Howard Hodgkin (1932-2017) is best known as a painter, associated most often in his mature years with abstraction. His late paintings explode with riotous colour and his signature repertoire of stippled dots, splotches, commas, rainfall-like-drips and long, broad brushstrokes, which conjure an illusion of painterly spontaneity. These pictures were, however, the fruits of intense, solitary labour, and often completed over a period of many years.
As Time Goes By (Red), Howard Hodgkin at Christie's
Hodgkin’s meticulous, singular painting practice may appear at odds with the collaborative and, at times, unpredictable process of printmaking. Certainly, the artist regarded painting and printmaking as two distinct practices, each of which offered different artistic challenges and creative possibilities.
In an interview with Liesbeth Heenk, author of Howard Hodgkin Prints, a catalogue raisonné, the artist discussed working alongside printmakers, and how they had enabled him ‘to do things that I didn’t know, and often they didn’t know, were possible to do’.
‘This sale presents an almost comprehensive collection of his prints from this period (1986-2009), which include some of his best-known works,’ confirms James Baskerville, Associate Specialist in Prints and Multiplies at Christie's London. All the works offered are fresh-to-market and in very good condition. ‘Since Hodgkin’s death in 2017, his market has remained strong,’ the specialists adds.
‘There’s an unexpected vibrancy and emotional dimension to Hodgkin’s prints in this sale that will surprise people — there should be something that will connect with everyone.’

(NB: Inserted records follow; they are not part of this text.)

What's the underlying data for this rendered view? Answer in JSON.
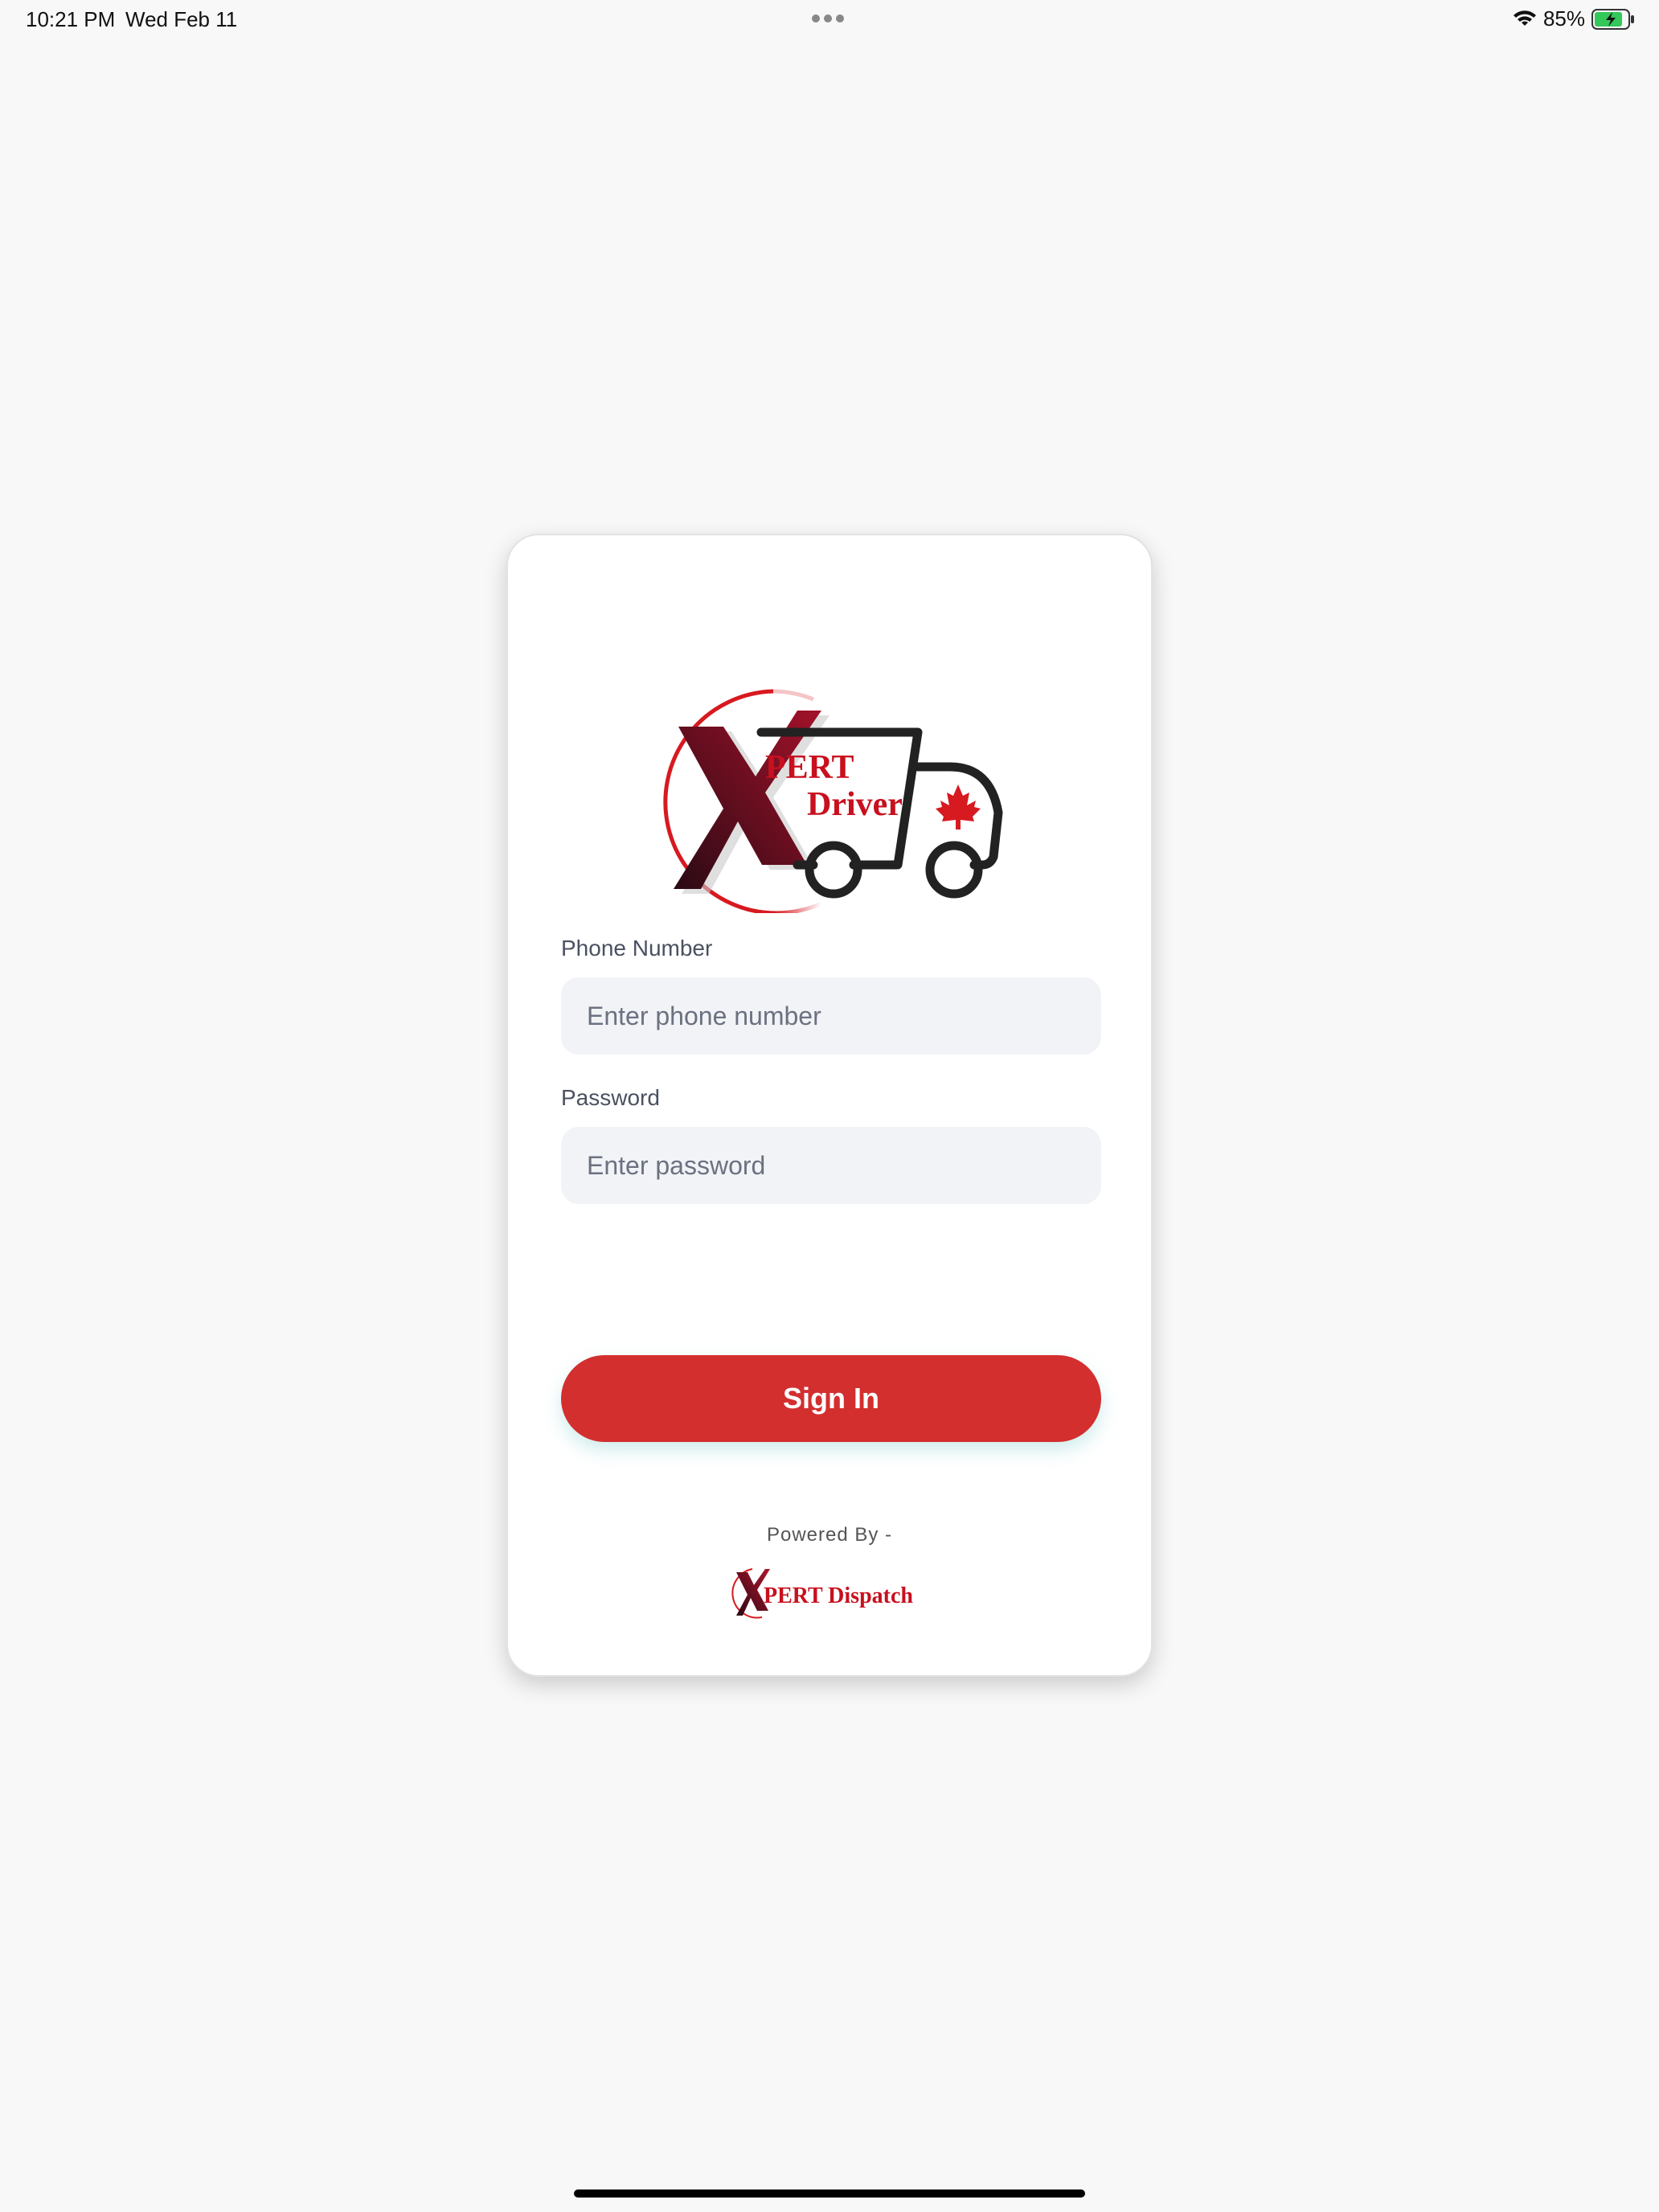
{
  "status_bar": {
    "time": "10:21 PM",
    "date": "Wed Feb 11",
    "battery_percent": "85%",
    "battery_level": 0.85
  },
  "logo": {
    "line1": "PERT",
    "line2": "Driver",
    "letter": "X",
    "icon": "truck-icon"
  },
  "form": {
    "phone_label": "Phone Number",
    "phone_placeholder": "Enter phone number",
    "password_label": "Password",
    "password_placeholder": "Enter password",
    "signin_label": "Sign In"
  },
  "footer": {
    "powered_by": "Powered By -",
    "dispatch_letter": "X",
    "dispatch_name": "PERT Dispatch"
  },
  "colors": {
    "accent": "#d32f2f",
    "logo_dark": "#4a0e1c",
    "background": "#f8f8f8",
    "input_bg": "#f1f3f6"
  }
}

Hodgkin experimented with the full spectrum of printmaking throughout his career, making over 100 signed, editioned prints during his lifetime. It wasn’t until 1986, however, that his printmaking took a dramatic new direction.

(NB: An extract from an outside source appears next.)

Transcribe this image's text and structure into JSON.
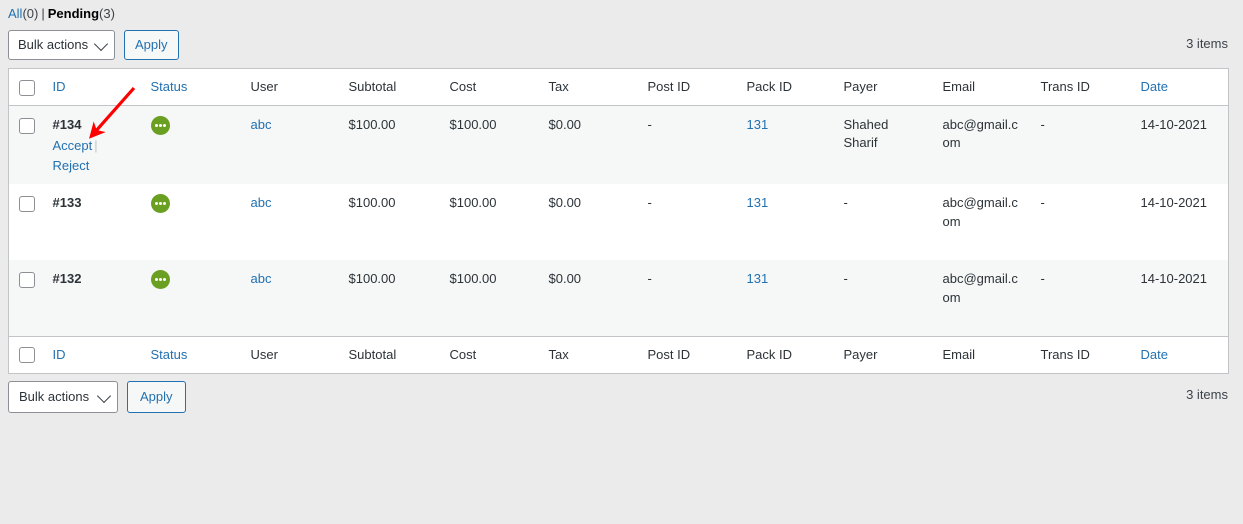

Although Hodgkin had experimented with hand-colouring — the technique of adding watercolour, gouache, or ink to the printed surface — Shirreff introduced the use of hand-colouring with acrylic to his practice, as well as the printing technique of carborundum (a carbon and silicon compound that induces surface texture when applied to an aluminium plate). It was an innovation that would revolutionise his prints of this period.

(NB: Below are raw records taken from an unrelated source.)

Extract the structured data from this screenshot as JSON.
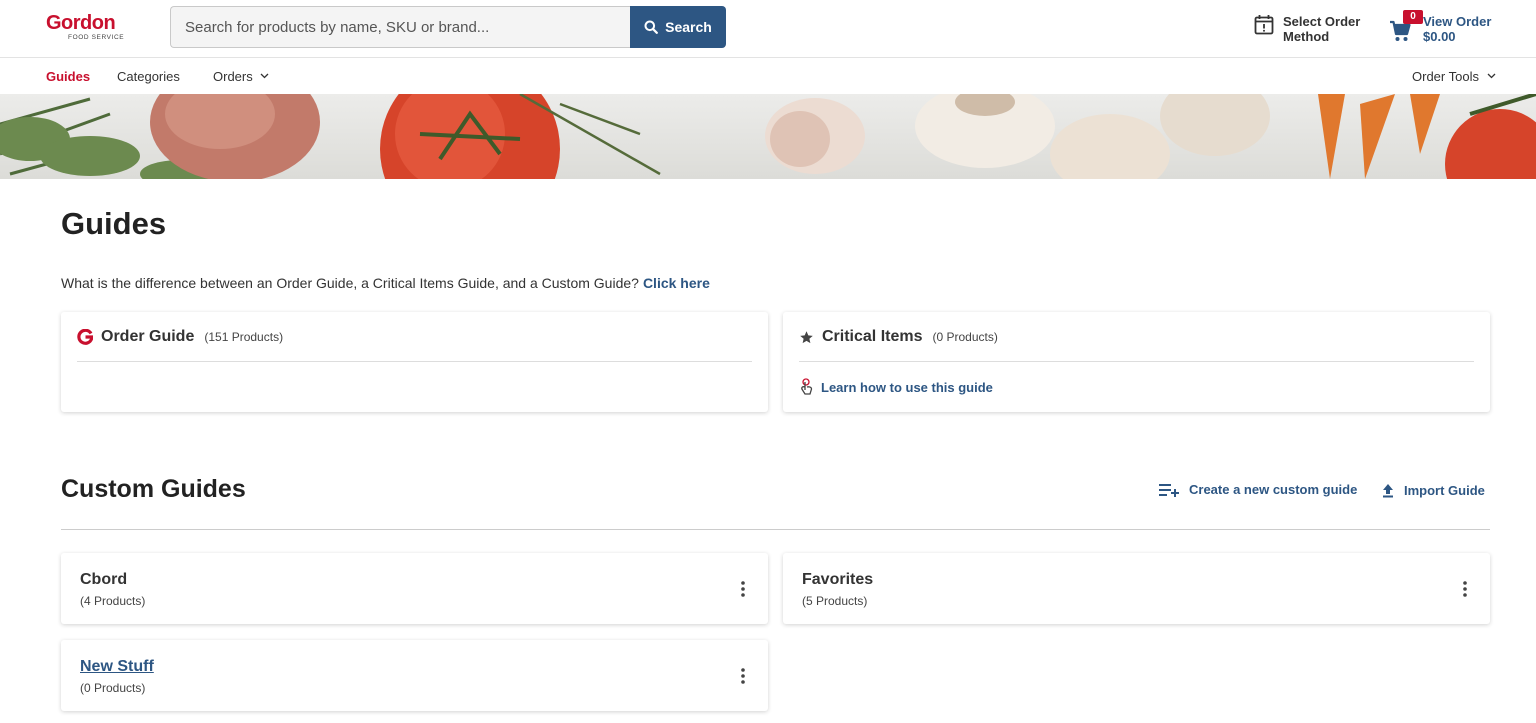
{
  "header": {
    "logo_text": "Gordon",
    "logo_subtext": "FOOD SERVICE",
    "search_placeholder": "Search for products by name, SKU or brand...",
    "search_button": "Search",
    "order_method_line1": "Select Order",
    "order_method_line2": "Method",
    "cart_count": "0",
    "view_order_line1": "View Order",
    "view_order_line2": "$0.00"
  },
  "nav": {
    "items": [
      {
        "label": "Guides",
        "active": true
      },
      {
        "label": "Categories"
      },
      {
        "label": "Orders"
      }
    ],
    "order_tools": "Order Tools"
  },
  "main": {
    "title": "Guides",
    "difference_question": "What is the difference between an Order Guide, a Critical Items Guide, and a Custom Guide?",
    "click_here": "Click here",
    "order_guide": {
      "title": "Order Guide",
      "count": "(151 Products)"
    },
    "critical_items": {
      "title": "Critical Items",
      "count": "(0 Products)",
      "learn_link": "Learn how to use this guide"
    }
  },
  "custom_guides": {
    "title": "Custom Guides",
    "create_link": "Create a new custom guide",
    "import_link": "Import Guide",
    "items": [
      {
        "name": "Cbord",
        "count": "(4 Products)"
      },
      {
        "name": "Favorites",
        "count": "(5 Products)"
      },
      {
        "name": "New Stuff",
        "count": "(0 Products)"
      }
    ]
  },
  "colors": {
    "brand_red": "#c8102e",
    "link_blue": "#2d5683"
  }
}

‘Carborundum gives the print a really nice thick, almost brush-like texture, adding a three-dimensionality to the work that makes the images much more powerful,’ says Baskerville.
This fusion of printmaking and painting defines many of Hodgkin’s prints produced during this period, including the highlight of the forthcoming sale, As Time Goes By (Red), from 2009. One of the largest etchings in the world, it measures more than two metres in height and six metres across, and features Hodgkin’s characteristic splotches, drips and vermilion palette, and a thick, impasto surface texture.
Time Goes By (Red), from 2009
‘The printmaking and hand-colouring are so intertwined in this work — it’s like an enormous painting that confronts you head on,’ says Baskerville. It is not only the last print Hodgkin made with Shirreff, but also regarded as one of his seminal works.
Feeling in Colour: The Graphic Art of Howard Hodgkin
Christie's, London, 4-12 April, Online
As Time Goes By (Red)
Sheet 2440 x 1220 mm. (each)
Overall 2440 x 6100 mm.
Estimate: GBR 35,000 - GBR 50,000